Concretion

(a) A hard, compact mass or aggregate of mineral matter, normally subspherical, but commonly oblate, disk-shaped, or irregular with odd or fantastic outlines; formed by precipitation from aqueous solution about a nucleus or center, such as a leaf, shell, bone, or fossil, in the pores of a sedimentary or fragmental volcanic rock, and usually of a composition widely different from that of the rock in which it is found and from which it is rather sharply separated. It represents a concentration of some minor constituent of the enclosing rock or cementing material, such as silica (chert), calcite, delimite, iron oxide, pyrite, or gypsum, and it ranges in size from a small pellet-like object to a great spheroidal body as much as 3 m in diameter.

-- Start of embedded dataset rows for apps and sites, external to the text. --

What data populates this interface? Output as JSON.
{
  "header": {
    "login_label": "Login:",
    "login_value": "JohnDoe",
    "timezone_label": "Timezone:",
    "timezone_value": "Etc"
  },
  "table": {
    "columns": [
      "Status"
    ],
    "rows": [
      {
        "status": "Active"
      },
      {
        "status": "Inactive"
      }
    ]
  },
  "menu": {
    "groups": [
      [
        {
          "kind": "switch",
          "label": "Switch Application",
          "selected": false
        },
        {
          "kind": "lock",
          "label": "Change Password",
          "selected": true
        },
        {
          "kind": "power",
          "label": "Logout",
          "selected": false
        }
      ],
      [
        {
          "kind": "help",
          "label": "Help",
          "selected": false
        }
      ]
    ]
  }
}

Most concretions were formed during diagenesis, and many (especially in limestone and shale) shortly after sediment deposition. (b) A collective term applied loosely to various primary and secondary mineral segregations of diverse origin, including irregular nodules, spherulities, crystalline aggregates, geodes, septaria, and related bodies.